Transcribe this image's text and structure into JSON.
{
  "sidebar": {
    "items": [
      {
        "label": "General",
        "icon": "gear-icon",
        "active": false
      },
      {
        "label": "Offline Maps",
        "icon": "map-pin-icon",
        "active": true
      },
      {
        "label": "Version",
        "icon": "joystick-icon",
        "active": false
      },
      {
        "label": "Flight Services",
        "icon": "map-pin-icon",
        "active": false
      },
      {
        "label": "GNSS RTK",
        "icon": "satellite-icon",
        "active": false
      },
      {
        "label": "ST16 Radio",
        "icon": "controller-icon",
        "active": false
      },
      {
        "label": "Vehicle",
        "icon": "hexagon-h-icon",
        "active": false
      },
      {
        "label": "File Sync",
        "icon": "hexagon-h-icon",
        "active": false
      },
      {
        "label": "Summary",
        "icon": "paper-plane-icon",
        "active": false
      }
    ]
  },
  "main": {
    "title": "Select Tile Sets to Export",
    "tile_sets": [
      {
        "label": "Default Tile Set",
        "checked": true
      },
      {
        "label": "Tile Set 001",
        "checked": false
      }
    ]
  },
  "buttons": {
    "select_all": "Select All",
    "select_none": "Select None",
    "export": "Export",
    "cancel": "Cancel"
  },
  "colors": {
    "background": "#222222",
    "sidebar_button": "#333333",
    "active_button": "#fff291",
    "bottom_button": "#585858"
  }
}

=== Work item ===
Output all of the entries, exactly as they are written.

=== Your solution ===
Transcribe this image's text and structure into JSON.
{
  "sidebar": {
    "items": [
      {
        "label": "General",
        "icon": "gear-icon",
        "active": false
      },
      {
        "label": "Offline Maps",
        "icon": "map-pin-icon",
        "active": true
      },
      {
        "label": "Version",
        "icon": "joystick-icon",
        "active": false
      },
      {
        "label": "Flight Services",
        "icon": "map-pin-icon",
        "active": false
      },
      {
        "label": "GNSS RTK",
        "icon": "satellite-icon",
        "active": false
      },
      {
        "label": "ST16 Radio",
        "icon": "controller-icon",
        "active": false
      },
      {
        "label": "Vehicle",
        "icon": "hexagon-h-icon",
        "active": false
      },
      {
        "label": "File Sync",
        "icon": "hexagon-h-icon",
        "active": false
      },
      {
        "label": "Summary",
        "icon": "paper-plane-icon",
        "active": false
      }
    ]
  },
  "main": {
    "title": "Select Tile Sets to Export",
    "tile_sets": [
      {
        "label": "Default Tile Set",
        "checked": true
      },
      {
        "label": "Tile Set 001",
        "checked": false
      }
    ]
  },
  "buttons": {
    "select_all": "Select All",
    "select_none": "Select None",
    "export": "Export",
    "cancel": "Cancel"
  },
  "colors": {
    "background": "#222222",
    "sidebar_button": "#333333",
    "active_button": "#fff291",
    "bottom_button": "#585858"
  }
}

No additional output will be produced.